When your car’s head gasket blows, the engine will start to consume oil at a much faster rate because it is no longer properly or consistently transferring that oil from the cylinder to the drain valve and back. Evidence of this can usually be seen in the heavy and thick exhaust coming from the car that is whitish or a faded blue in colour. The car will probably idle at a reduced capacity as well. Again, these symptoms could be caused by other problems with the engine, however, if your car is going through oil at a faster rate there is likely a blown gasket. If your car has these symptoms, it should be brought in for a head gasket inspection.

Bubbles in the Cooling Tank

Another symptom could be exhaust gases from the combustion chamber that leak into the cooling system, where they then could end up circulating and passing into the radiator. You should be able to see evidence of any leakage in the cooling tank, which will likely be full of bubbles. This is caused by a loss of pressurization in the cooling system which is supposed to remain fully pressurized while the engine is operating and heating due to friction and movement of its parts and the combustion of the fuel.

The Risks of Waiting to Repair
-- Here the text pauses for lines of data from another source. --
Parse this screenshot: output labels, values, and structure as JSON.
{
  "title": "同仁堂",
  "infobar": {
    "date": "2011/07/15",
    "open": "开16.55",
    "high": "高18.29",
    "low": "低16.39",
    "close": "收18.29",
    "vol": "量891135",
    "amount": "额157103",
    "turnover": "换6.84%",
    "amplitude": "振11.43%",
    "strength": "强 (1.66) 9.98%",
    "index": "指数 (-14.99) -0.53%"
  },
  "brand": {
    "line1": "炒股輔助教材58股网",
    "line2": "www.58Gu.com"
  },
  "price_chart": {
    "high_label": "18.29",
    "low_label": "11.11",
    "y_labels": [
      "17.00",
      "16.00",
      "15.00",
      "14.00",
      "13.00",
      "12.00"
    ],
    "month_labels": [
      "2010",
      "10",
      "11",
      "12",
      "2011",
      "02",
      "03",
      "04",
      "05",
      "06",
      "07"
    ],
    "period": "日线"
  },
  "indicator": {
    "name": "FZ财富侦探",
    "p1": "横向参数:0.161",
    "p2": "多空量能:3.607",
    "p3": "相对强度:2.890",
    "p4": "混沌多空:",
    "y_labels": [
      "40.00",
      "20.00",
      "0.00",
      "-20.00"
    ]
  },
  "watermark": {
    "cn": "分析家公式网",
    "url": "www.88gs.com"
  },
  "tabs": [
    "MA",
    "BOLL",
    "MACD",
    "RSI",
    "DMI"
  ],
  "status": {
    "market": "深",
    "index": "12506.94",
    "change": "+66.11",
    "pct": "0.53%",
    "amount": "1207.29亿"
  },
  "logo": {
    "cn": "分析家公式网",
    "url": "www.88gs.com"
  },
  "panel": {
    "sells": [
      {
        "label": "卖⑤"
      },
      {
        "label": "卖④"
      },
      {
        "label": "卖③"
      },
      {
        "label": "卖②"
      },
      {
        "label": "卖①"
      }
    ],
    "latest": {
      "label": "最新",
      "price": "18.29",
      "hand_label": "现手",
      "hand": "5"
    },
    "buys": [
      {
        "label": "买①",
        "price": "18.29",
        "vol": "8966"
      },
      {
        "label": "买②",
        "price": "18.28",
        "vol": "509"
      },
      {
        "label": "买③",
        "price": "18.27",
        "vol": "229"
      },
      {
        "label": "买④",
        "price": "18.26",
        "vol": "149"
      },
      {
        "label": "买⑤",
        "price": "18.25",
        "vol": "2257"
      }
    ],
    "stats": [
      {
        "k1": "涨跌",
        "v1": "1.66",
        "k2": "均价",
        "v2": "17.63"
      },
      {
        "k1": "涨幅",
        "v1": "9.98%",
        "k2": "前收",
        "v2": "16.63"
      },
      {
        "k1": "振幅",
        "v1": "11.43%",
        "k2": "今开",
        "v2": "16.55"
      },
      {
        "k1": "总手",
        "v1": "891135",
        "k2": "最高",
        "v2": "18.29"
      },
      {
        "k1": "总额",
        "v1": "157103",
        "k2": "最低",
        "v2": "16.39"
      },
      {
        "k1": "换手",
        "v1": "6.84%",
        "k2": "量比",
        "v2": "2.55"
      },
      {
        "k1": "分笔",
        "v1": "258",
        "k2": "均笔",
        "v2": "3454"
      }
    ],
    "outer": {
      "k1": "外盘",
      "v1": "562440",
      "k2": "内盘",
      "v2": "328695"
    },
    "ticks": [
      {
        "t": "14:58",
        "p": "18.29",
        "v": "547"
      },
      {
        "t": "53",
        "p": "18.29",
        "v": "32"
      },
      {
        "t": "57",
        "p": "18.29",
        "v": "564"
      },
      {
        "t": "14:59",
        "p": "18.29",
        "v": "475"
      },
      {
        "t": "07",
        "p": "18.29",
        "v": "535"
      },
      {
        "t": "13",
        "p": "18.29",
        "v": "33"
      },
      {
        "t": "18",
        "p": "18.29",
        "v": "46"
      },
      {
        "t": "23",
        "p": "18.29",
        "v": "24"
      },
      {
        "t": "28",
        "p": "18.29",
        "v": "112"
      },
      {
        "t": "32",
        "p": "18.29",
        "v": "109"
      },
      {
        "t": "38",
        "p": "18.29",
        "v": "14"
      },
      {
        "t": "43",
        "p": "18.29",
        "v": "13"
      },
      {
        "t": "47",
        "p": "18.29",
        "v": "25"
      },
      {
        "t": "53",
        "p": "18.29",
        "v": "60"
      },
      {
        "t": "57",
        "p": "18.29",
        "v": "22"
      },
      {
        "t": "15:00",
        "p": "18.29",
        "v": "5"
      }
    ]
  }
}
If you have more than one or all of these visual signs, do not drive your car unless you have to. If you continue to drive your car with a blown gasket then you risk damaging the engine further as the increase in heat can warp the parts connected to the gasket or cause even more problems because of leaked fluids and/or eroded parts. Unless you want to pay a higher repair bill, or worse, have to replace the gasket or even the entire engine, then be sure to get the car inspected by a certified technician or mechanic before anything else.

How Much Does a Head Gasket Repair Cost?

The cost to repair a head gasket can vary depending on the year, make, and model of the car as well as the type of repairs that need to be completed. Generally, however, the repair or replacement costs for gaskets and cylinder heads in recent cars are expensive, ranging anywhere between $1,200 and $2,000. Again, the cost of repair or replacement varies by age, make, and model so it is worth your time to call around your local auto repair shops to get an estimate before making any final decisions.

The cost of repair or replacement of head gaskets in older cars can be more expensive because the parts might not be readily available, and the amount of time needed to do the work. Depending on the age and condition of your car, the cost of repairing or replacing the head gasket might be more than the value of the car itself so it is probably a good idea to think about whether it is worth it to do the repairs. In fact, many insurance providers will not cover the cost of a head gasket replacement if it is caused by regular wear and tear or if the repair costs are more than the value of the car, so you may have to think about scraping the car if this is the case.  Bottom line: Do not wait to fix this critical repair.